WHAT TO PRODUCE →
Report each line from the listing that the string "Training" appears in.

DATASET →
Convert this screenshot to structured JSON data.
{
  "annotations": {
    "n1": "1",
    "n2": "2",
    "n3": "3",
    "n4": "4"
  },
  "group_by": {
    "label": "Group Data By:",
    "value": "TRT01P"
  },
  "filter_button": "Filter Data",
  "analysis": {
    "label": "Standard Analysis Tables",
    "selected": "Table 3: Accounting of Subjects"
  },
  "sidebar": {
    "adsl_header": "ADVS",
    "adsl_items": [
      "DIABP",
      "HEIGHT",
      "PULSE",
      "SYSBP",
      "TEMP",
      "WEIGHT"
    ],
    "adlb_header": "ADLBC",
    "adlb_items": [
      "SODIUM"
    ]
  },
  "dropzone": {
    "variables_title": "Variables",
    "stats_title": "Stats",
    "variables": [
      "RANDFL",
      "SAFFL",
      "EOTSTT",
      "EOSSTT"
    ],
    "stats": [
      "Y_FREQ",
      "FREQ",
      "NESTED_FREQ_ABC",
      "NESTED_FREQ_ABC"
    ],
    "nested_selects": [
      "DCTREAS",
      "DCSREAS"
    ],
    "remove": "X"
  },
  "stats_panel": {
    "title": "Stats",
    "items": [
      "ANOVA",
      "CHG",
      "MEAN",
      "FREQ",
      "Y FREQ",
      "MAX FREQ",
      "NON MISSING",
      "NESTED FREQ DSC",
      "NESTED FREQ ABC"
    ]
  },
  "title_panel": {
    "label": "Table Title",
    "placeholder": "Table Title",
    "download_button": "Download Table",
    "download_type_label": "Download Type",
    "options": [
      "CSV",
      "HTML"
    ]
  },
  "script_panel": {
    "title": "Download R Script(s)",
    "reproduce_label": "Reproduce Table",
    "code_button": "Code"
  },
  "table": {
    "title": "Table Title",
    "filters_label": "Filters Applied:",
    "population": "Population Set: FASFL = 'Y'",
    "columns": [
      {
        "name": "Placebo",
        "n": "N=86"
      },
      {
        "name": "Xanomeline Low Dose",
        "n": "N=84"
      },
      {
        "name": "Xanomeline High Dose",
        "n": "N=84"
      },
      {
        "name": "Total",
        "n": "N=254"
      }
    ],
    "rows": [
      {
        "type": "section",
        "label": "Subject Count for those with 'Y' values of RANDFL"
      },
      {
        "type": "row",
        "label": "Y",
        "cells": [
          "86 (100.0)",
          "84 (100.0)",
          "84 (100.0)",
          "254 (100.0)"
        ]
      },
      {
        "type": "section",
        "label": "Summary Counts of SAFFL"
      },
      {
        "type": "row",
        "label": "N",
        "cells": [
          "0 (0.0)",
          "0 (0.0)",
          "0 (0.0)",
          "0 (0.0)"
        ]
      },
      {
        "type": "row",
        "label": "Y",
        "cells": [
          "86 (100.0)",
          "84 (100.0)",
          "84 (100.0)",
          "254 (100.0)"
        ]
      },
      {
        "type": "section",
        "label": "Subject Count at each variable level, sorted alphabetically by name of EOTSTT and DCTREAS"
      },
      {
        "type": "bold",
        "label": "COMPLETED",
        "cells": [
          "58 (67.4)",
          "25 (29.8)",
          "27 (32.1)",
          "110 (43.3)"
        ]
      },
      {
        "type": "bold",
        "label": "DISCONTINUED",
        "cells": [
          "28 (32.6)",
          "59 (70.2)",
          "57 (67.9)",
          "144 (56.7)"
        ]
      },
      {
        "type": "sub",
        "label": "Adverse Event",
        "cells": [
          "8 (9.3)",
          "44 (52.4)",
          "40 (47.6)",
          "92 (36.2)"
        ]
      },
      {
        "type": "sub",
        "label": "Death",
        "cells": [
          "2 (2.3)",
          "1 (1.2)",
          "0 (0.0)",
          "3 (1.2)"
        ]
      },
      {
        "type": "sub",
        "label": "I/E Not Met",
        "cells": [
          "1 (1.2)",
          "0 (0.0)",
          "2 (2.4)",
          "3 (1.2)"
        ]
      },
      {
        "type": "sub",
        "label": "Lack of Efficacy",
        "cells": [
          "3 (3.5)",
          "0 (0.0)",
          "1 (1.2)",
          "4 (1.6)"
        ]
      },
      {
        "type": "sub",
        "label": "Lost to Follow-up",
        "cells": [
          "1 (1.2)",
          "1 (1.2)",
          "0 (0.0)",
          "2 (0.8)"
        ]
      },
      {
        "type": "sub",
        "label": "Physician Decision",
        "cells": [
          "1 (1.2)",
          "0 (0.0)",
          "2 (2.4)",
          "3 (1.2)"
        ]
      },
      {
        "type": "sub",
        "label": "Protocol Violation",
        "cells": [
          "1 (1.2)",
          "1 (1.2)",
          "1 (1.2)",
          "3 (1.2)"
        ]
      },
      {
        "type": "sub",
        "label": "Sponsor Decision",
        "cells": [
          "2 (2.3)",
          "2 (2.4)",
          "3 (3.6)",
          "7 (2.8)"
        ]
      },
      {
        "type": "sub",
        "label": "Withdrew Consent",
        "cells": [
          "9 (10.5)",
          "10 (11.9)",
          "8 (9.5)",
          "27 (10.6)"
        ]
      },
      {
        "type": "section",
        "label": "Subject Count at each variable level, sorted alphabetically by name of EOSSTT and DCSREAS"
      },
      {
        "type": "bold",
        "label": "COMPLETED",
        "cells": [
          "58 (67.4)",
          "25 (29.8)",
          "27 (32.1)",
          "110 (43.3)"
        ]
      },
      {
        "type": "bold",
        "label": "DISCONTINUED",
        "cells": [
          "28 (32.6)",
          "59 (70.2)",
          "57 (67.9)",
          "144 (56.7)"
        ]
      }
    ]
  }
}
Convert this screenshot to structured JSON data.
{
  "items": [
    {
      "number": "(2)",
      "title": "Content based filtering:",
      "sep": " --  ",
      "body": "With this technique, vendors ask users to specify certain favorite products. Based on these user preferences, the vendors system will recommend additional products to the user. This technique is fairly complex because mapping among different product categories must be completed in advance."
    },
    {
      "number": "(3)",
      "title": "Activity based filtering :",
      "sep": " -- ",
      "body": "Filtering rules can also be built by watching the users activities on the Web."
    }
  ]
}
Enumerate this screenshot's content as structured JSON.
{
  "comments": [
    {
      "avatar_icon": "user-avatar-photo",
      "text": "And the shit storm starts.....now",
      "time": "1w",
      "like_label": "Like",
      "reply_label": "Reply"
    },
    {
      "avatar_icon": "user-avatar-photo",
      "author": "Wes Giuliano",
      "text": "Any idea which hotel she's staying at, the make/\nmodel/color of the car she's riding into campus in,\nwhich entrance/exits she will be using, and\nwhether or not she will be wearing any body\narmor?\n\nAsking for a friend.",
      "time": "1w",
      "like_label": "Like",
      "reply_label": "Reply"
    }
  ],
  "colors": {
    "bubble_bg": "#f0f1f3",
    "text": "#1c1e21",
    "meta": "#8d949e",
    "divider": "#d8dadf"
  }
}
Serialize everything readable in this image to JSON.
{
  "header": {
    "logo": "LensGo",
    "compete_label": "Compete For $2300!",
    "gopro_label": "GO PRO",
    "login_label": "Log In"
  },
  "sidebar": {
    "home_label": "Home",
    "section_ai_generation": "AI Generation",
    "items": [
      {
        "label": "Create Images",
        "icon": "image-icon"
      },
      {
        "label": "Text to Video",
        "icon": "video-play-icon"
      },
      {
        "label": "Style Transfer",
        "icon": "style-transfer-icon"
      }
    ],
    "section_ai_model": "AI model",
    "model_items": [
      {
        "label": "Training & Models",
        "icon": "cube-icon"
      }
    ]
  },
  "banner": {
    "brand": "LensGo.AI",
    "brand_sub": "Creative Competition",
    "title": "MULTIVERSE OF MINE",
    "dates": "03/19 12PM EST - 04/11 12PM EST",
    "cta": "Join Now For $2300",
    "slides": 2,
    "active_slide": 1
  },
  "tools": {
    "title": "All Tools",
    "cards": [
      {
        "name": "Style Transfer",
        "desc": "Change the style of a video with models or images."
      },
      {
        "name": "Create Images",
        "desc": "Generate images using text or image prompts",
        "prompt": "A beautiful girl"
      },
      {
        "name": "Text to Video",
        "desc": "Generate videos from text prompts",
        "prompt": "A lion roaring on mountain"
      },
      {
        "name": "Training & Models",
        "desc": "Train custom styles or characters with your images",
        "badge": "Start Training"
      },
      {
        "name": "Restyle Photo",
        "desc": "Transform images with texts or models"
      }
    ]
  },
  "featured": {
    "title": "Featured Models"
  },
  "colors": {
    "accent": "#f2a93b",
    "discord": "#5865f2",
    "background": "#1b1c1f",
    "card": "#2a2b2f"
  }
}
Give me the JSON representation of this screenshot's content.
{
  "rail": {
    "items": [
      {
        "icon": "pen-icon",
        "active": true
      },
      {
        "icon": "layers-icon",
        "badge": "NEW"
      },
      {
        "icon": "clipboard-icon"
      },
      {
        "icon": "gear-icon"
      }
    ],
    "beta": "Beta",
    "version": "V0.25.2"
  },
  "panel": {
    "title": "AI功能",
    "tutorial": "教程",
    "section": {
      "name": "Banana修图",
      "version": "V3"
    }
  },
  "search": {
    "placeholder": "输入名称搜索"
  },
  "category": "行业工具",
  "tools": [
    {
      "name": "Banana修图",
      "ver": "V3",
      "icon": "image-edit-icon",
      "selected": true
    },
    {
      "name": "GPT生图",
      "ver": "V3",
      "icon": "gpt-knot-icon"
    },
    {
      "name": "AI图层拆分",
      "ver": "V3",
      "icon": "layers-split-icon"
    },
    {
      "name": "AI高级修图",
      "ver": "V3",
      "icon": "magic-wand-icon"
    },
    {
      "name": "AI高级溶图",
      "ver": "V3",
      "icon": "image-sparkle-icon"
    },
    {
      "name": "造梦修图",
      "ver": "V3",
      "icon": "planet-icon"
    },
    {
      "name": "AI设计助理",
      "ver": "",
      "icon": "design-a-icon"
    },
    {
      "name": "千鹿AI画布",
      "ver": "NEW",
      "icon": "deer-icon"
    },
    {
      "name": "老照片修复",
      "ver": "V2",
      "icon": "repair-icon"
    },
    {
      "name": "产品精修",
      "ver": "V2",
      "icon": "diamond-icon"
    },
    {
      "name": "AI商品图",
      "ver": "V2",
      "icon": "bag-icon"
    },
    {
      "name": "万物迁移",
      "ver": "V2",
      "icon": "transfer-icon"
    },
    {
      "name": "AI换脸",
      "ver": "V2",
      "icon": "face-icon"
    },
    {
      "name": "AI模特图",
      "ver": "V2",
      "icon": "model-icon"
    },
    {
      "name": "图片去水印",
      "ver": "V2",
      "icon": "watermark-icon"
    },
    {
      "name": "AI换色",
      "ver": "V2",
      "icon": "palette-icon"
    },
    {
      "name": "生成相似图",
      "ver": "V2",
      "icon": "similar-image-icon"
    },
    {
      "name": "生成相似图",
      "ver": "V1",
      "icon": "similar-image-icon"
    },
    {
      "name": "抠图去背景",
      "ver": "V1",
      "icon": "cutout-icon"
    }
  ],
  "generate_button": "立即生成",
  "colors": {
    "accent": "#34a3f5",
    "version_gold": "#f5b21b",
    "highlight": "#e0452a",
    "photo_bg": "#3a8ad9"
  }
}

TASK RESULT →
        "label": "Training & Models",
        "name": "Training & Models",
        "badge": "Start Training"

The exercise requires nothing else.